=== Section Start ===
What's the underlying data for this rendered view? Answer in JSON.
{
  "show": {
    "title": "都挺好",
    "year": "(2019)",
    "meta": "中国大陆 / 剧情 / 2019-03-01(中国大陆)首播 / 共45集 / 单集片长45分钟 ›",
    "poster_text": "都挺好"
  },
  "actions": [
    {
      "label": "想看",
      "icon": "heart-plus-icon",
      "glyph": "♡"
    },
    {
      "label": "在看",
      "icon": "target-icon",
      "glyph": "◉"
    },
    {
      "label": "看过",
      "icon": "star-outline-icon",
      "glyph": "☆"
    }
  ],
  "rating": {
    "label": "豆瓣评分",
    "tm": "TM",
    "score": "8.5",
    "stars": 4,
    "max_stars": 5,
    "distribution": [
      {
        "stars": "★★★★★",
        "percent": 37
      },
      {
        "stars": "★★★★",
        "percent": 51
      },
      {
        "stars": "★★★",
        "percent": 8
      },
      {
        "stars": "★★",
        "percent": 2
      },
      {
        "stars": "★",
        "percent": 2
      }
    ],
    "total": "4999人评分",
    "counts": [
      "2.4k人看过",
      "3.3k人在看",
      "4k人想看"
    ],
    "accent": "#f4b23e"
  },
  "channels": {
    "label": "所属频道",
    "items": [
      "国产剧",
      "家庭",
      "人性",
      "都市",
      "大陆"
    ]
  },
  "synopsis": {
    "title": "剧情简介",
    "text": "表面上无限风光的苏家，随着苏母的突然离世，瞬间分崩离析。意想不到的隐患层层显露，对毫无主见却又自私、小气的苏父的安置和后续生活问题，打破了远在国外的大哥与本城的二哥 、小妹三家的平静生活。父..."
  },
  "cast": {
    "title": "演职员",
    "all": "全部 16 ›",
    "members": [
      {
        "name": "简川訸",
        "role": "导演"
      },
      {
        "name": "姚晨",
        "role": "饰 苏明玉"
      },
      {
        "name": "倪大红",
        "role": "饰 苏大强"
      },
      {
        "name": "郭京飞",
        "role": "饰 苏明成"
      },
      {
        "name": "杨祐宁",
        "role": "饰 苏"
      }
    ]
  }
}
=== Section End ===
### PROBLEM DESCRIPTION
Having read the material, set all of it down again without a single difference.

### EXERCISE OUTPUT
What's the underlying data for this rendered view? Answer in JSON.
{
  "show": {
    "title": "都挺好",
    "year": "(2019)",
    "meta": "中国大陆 / 剧情 / 2019-03-01(中国大陆)首播 / 共45集 / 单集片长45分钟 ›",
    "poster_text": "都挺好"
  },
  "actions": [
    {
      "label": "想看",
      "icon": "heart-plus-icon",
      "glyph": "♡"
    },
    {
      "label": "在看",
      "icon": "target-icon",
      "glyph": "◉"
    },
    {
      "label": "看过",
      "icon": "star-outline-icon",
      "glyph": "☆"
    }
  ],
  "rating": {
    "label": "豆瓣评分",
    "tm": "TM",
    "score": "8.5",
    "stars": 4,
    "max_stars": 5,
    "distribution": [
      {
        "stars": "★★★★★",
        "percent": 37
      },
      {
        "stars": "★★★★",
        "percent": 51
      },
      {
        "stars": "★★★",
        "percent": 8
      },
      {
        "stars": "★★",
        "percent": 2
      },
      {
        "stars": "★",
        "percent": 2
      }
    ],
    "total": "4999人评分",
    "counts": [
      "2.4k人看过",
      "3.3k人在看",
      "4k人想看"
    ],
    "accent": "#f4b23e"
  },
  "channels": {
    "label": "所属频道",
    "items": [
      "国产剧",
      "家庭",
      "人性",
      "都市",
      "大陆"
    ]
  },
  "synopsis": {
    "title": "剧情简介",
    "text": "表面上无限风光的苏家，随着苏母的突然离世，瞬间分崩离析。意想不到的隐患层层显露，对毫无主见却又自私、小气的苏父的安置和后续生活问题，打破了远在国外的大哥与本城的二哥 、小妹三家的平静生活。父..."
  },
  "cast": {
    "title": "演职员",
    "all": "全部 16 ›",
    "members": [
      {
        "name": "简川訸",
        "role": "导演"
      },
      {
        "name": "姚晨",
        "role": "饰 苏明玉"
      },
      {
        "name": "倪大红",
        "role": "饰 苏大强"
      },
      {
        "name": "郭京飞",
        "role": "饰 苏明成"
      },
      {
        "name": "杨祐宁",
        "role": "饰 苏"
      }
    ]
  }
}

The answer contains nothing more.